BNS 84, IPC 498A - Types and Punishment of Cruelty by Husband or His Relatives towards Women

- Prior to the introduction of various legal protections, women in India did not have the right to divorce, and domestic violence was often overlooked or ignored, even by their own families. In response to the widespread prevalence of atrocities against women, the Indian Penal Code (IPC) was amended in 1983 to criminalize cruelty against women. A new chapter, 20A, and a new section, 498A, were added to the IPC to specifically define and address these offenses.

Section 84 of the Bharatiya Nyaya Sanhita, 2023 (BNS) and Section 498A of the Indian Penal Code, 1860 (IPC)

Under Section 84 of the BNS and Section 498A of the IPC, any husband or relative of a husband who subjects a woman to cruelty is considered guilty of an offense.
What Constitutes Cruelty?
Cruelty, in the context of this law, encompasses a wide range of actions and behaviors that cause harm or distress to a woman, including:
  1. Endangering the woman's life or health
  2. Causing mental anguish or emotional torture
  3. Repeatedly demanding dowry
  4. Physically assaulting the woman
  5. Unreasonably harassing or tormenting the woman
  6. Instigating or encouraging the woman to commit suicide

Note: If a husband routinely comes home intoxicated late at night and harasses his wife while under the influence of alcohol, but does not behave similarly when sober, this may not be considered an act of cruelty under the law.

Provisions for Punishment under Bharatiya Nyaya Sanhita Section 84 and Indian Penal Code Section 498A

Offenses under these sections are cognizable and non-bailable, meaning that a police report (FIR) can be filed at the police station. If an FIR is not registered, the aggrieved woman can also file a complaint (petition) with a First Class Judicial Magistrate. These offenses are triable by a First Class Magistrate and carry a maximum penalty of three years' imprisonment and a fine.

Supreme Court Ruling in Sushil Kumar Sharma vs. Union of India

In the case of Sushil Kumar Sharma vs. Union of India, the Supreme Court emphasized that the primary objective of Section 498A of the IPC is to eradicate the social evil of dowry. The court cautioned that if this provision is not strictly enforced, it could lead to legal terrorism.

Threatening to Send Wife Back to Her Parents' Home Constitutes Cruelty

In the case of Indra Raj Malik & Ors. vs. Smt. Sunita Malik, the husband was accused of repeatedly threatening his wife that if she did not force her parents to sell their property to fulfill his unreasonable demands, he would take away their son. The court ruled that this constituted an act of cruelty towards the wife and convicted the husband under Section 498A of the IPC.
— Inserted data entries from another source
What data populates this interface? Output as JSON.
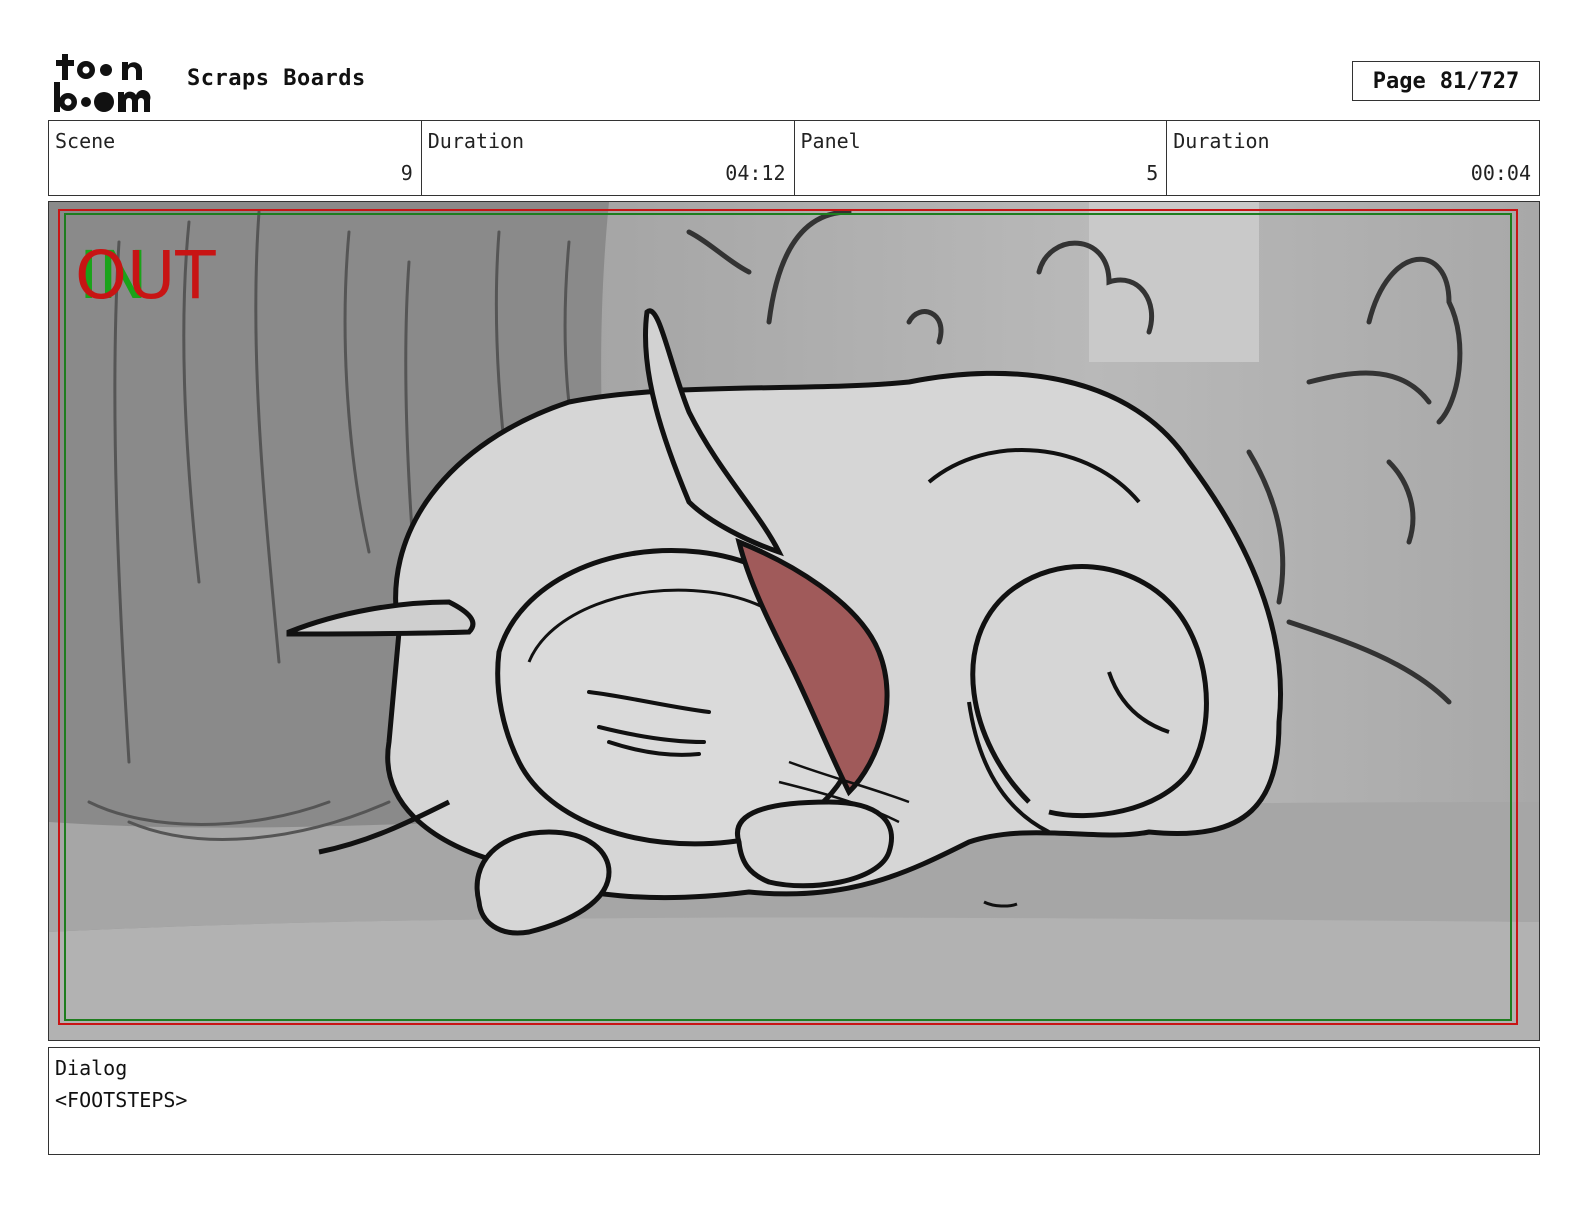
{
  "header": {
    "logo_text": "toon boom",
    "project_title": "Scraps Boards",
    "page_label": "Page",
    "page_number": "81/727"
  },
  "info": [
    {
      "label": "Scene",
      "value": "9"
    },
    {
      "label": "Duration",
      "value": "04:12"
    },
    {
      "label": "Panel",
      "value": "5"
    },
    {
      "label": "Duration",
      "value": "00:04"
    }
  ],
  "panel": {
    "overlay_in": "IN",
    "overlay_out": "OUT",
    "colors": {
      "in": "#1aa31a",
      "out": "#c81414",
      "ear_fill": "#a05a5a"
    }
  },
  "dialog": {
    "label": "Dialog",
    "text": "<FOOTSTEPS>"
  }
}
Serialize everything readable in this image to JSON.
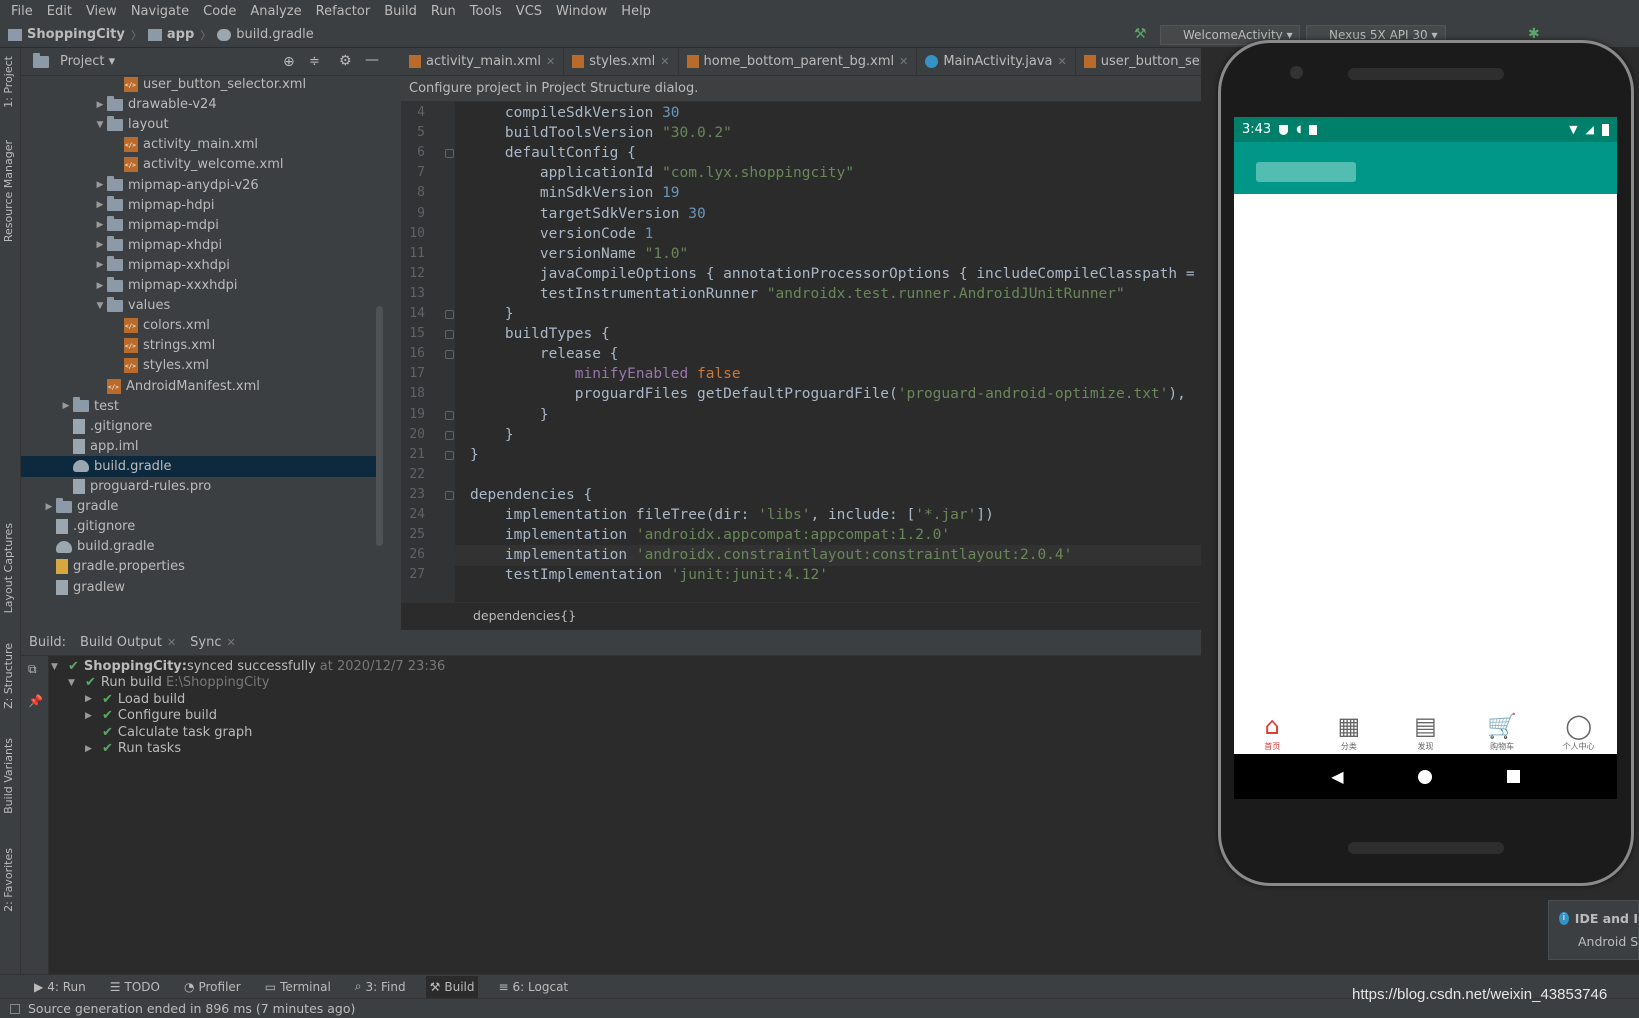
{
  "menu": [
    "File",
    "Edit",
    "View",
    "Navigate",
    "Code",
    "Analyze",
    "Refactor",
    "Build",
    "Run",
    "Tools",
    "VCS",
    "Window",
    "Help"
  ],
  "breadcrumb": {
    "project": "ShoppingCity",
    "module": "app",
    "file": "build.gradle"
  },
  "run_config": {
    "activity": "WelcomeActivity",
    "device": "Nexus 5X API 30"
  },
  "left_strip": {
    "project": "1: Project",
    "resource_manager": "Resource Manager",
    "layout_captures": "Layout Captures",
    "structure": "Z: Structure",
    "build_variants": "Build Variants",
    "favorites": "2: Favorites"
  },
  "project_panel": {
    "title": "Project",
    "tree": [
      {
        "label": "user_button_selector.xml",
        "kind": "xml",
        "indent": 5
      },
      {
        "label": "drawable-v24",
        "kind": "folder",
        "indent": 4,
        "arrow": "▶"
      },
      {
        "label": "layout",
        "kind": "folder",
        "indent": 4,
        "arrow": "▼"
      },
      {
        "label": "activity_main.xml",
        "kind": "xml",
        "indent": 5
      },
      {
        "label": "activity_welcome.xml",
        "kind": "xml",
        "indent": 5
      },
      {
        "label": "mipmap-anydpi-v26",
        "kind": "folder",
        "indent": 4,
        "arrow": "▶"
      },
      {
        "label": "mipmap-hdpi",
        "kind": "folder",
        "indent": 4,
        "arrow": "▶"
      },
      {
        "label": "mipmap-mdpi",
        "kind": "folder",
        "indent": 4,
        "arrow": "▶"
      },
      {
        "label": "mipmap-xhdpi",
        "kind": "folder",
        "indent": 4,
        "arrow": "▶"
      },
      {
        "label": "mipmap-xxhdpi",
        "kind": "folder",
        "indent": 4,
        "arrow": "▶"
      },
      {
        "label": "mipmap-xxxhdpi",
        "kind": "folder",
        "indent": 4,
        "arrow": "▶"
      },
      {
        "label": "values",
        "kind": "folder",
        "indent": 4,
        "arrow": "▼"
      },
      {
        "label": "colors.xml",
        "kind": "xml",
        "indent": 5
      },
      {
        "label": "strings.xml",
        "kind": "xml",
        "indent": 5
      },
      {
        "label": "styles.xml",
        "kind": "xml",
        "indent": 5
      },
      {
        "label": "AndroidManifest.xml",
        "kind": "xml",
        "indent": 4
      },
      {
        "label": "test",
        "kind": "folder",
        "indent": 2,
        "arrow": "▶"
      },
      {
        "label": ".gitignore",
        "kind": "txt",
        "indent": 2
      },
      {
        "label": "app.iml",
        "kind": "txt",
        "indent": 2
      },
      {
        "label": "build.gradle",
        "kind": "gradle",
        "indent": 2,
        "selected": true
      },
      {
        "label": "proguard-rules.pro",
        "kind": "txt",
        "indent": 2
      },
      {
        "label": "gradle",
        "kind": "folder",
        "indent": 1,
        "arrow": "▶"
      },
      {
        "label": ".gitignore",
        "kind": "txt",
        "indent": 1
      },
      {
        "label": "build.gradle",
        "kind": "gradle",
        "indent": 1
      },
      {
        "label": "gradle.properties",
        "kind": "prop",
        "indent": 1
      },
      {
        "label": "gradlew",
        "kind": "txt",
        "indent": 1
      }
    ]
  },
  "editor": {
    "tabs": [
      {
        "label": "activity_main.xml",
        "icon": "xml"
      },
      {
        "label": "styles.xml",
        "icon": "xml"
      },
      {
        "label": "home_bottom_parent_bg.xml",
        "icon": "xml"
      },
      {
        "label": "MainActivity.java",
        "icon": "java"
      },
      {
        "label": "user_button_selector.xml",
        "icon": "xml"
      }
    ],
    "info": "Configure project in Project Structure dialog.",
    "current_line": 26,
    "lines": [
      {
        "n": "4",
        "segs": [
          [
            "",
            "    compileSdkVersion "
          ],
          [
            "num",
            "30"
          ]
        ]
      },
      {
        "n": "5",
        "segs": [
          [
            "",
            "    buildToolsVersion "
          ],
          [
            "str",
            "\"30.0.2\""
          ]
        ]
      },
      {
        "n": "6",
        "segs": [
          [
            "",
            "    defaultConfig {"
          ]
        ],
        "fold": true
      },
      {
        "n": "7",
        "segs": [
          [
            "",
            "        applicationId "
          ],
          [
            "str",
            "\"com.lyx.shoppingcity\""
          ]
        ]
      },
      {
        "n": "8",
        "segs": [
          [
            "",
            "        minSdkVersion "
          ],
          [
            "num",
            "19"
          ]
        ]
      },
      {
        "n": "9",
        "segs": [
          [
            "",
            "        targetSdkVersion "
          ],
          [
            "num",
            "30"
          ]
        ]
      },
      {
        "n": "10",
        "segs": [
          [
            "",
            "        versionCode "
          ],
          [
            "num",
            "1"
          ]
        ]
      },
      {
        "n": "11",
        "segs": [
          [
            "",
            "        versionName "
          ],
          [
            "str",
            "\"1.0\""
          ]
        ]
      },
      {
        "n": "12",
        "segs": [
          [
            "",
            "        javaCompileOptions { annotationProcessorOptions { includeCompileClasspath ="
          ]
        ]
      },
      {
        "n": "13",
        "segs": [
          [
            "",
            "        testInstrumentationRunner "
          ],
          [
            "str",
            "\"androidx.test.runner.AndroidJUnitRunner\""
          ]
        ]
      },
      {
        "n": "14",
        "segs": [
          [
            "",
            "    }"
          ]
        ],
        "fold": true
      },
      {
        "n": "15",
        "segs": [
          [
            "",
            "    buildTypes {"
          ]
        ],
        "fold": true
      },
      {
        "n": "16",
        "segs": [
          [
            "",
            "        release {"
          ]
        ],
        "fold": true
      },
      {
        "n": "17",
        "segs": [
          [
            "",
            "            "
          ],
          [
            "prop",
            "minifyEnabled "
          ],
          [
            "kw",
            "false"
          ]
        ]
      },
      {
        "n": "18",
        "segs": [
          [
            "",
            "            proguardFiles getDefaultProguardFile("
          ],
          [
            "str",
            "'proguard-android-optimize.txt'"
          ],
          [
            "",
            "),"
          ]
        ]
      },
      {
        "n": "19",
        "segs": [
          [
            "",
            "        }"
          ]
        ],
        "fold": true
      },
      {
        "n": "20",
        "segs": [
          [
            "",
            "    }"
          ]
        ],
        "fold": true
      },
      {
        "n": "21",
        "segs": [
          [
            "",
            "}"
          ]
        ],
        "fold": true
      },
      {
        "n": "22",
        "segs": [
          [
            "",
            ""
          ]
        ]
      },
      {
        "n": "23",
        "segs": [
          [
            "",
            "dependencies {"
          ]
        ],
        "fold": true
      },
      {
        "n": "24",
        "segs": [
          [
            "",
            "    implementation fileTree(dir: "
          ],
          [
            "str",
            "'libs'"
          ],
          [
            "",
            ", include: ["
          ],
          [
            "str",
            "'*.jar'"
          ],
          [
            "",
            "])"
          ]
        ]
      },
      {
        "n": "25",
        "segs": [
          [
            "",
            "    implementation "
          ],
          [
            "str",
            "'androidx.appcompat:appcompat:1.2.0'"
          ]
        ]
      },
      {
        "n": "26",
        "segs": [
          [
            "",
            "    implementation "
          ],
          [
            "str",
            "'androidx.constraintlayout:constraintlayout:2.0.4'"
          ]
        ]
      },
      {
        "n": "27",
        "segs": [
          [
            "",
            "    testImplementation "
          ],
          [
            "str",
            "'junit:junit:4.12'"
          ]
        ]
      }
    ],
    "crumb": "dependencies{}"
  },
  "build": {
    "label": "Build:",
    "tabs": [
      "Build Output",
      "Sync"
    ],
    "rows": [
      {
        "bold": "ShoppingCity:",
        "text": " synced successfully",
        "muted": "at 2020/12/7 23:36",
        "indent": 0,
        "arrow": "▼"
      },
      {
        "text": "Run build",
        "muted": "E:\\ShoppingCity",
        "indent": 1,
        "arrow": "▼"
      },
      {
        "text": "Load build",
        "indent": 2,
        "arrow": "▶"
      },
      {
        "text": "Configure build",
        "indent": 2,
        "arrow": "▶"
      },
      {
        "text": "Calculate task graph",
        "indent": 2,
        "arrow": ""
      },
      {
        "text": "Run tasks",
        "indent": 2,
        "arrow": "▶"
      }
    ]
  },
  "bottom_tools": [
    {
      "label": "4: Run"
    },
    {
      "label": "TODO"
    },
    {
      "label": "Profiler"
    },
    {
      "label": "Terminal"
    },
    {
      "label": "3: Find"
    },
    {
      "label": "Build",
      "active": true
    },
    {
      "label": "6: Logcat"
    }
  ],
  "status": "Source generation ended in 896 ms (7 minutes ago)",
  "emulator": {
    "time": "3:43",
    "colors": {
      "status_bar": "#00806b",
      "app_bar": "#009688",
      "active_tab": "#e53935"
    },
    "nav": [
      {
        "label": "首页",
        "icon": "home-icon",
        "active": true
      },
      {
        "label": "分类",
        "icon": "grid-search-icon"
      },
      {
        "label": "发现",
        "icon": "calendar-icon"
      },
      {
        "label": "购物车",
        "icon": "cart-icon"
      },
      {
        "label": "个人中心",
        "icon": "person-icon"
      }
    ]
  },
  "notification": {
    "title": "IDE and I",
    "body": "Android S"
  },
  "watermark": "https://blog.csdn.net/weixin_43853746"
}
The introduction of Section 84 of the BNS and Section 498A of the IPC has been a significant step towards protecting women from domestic violence and cruelty. These provisions provide a legal framework for addressing such offenses and ensuring that perpetrators are brought to justice. While there is still a long way to go in eradicating gender-based violence, these laws have undoubtedly empowered women and sent a strong message that such acts will not be tolerated.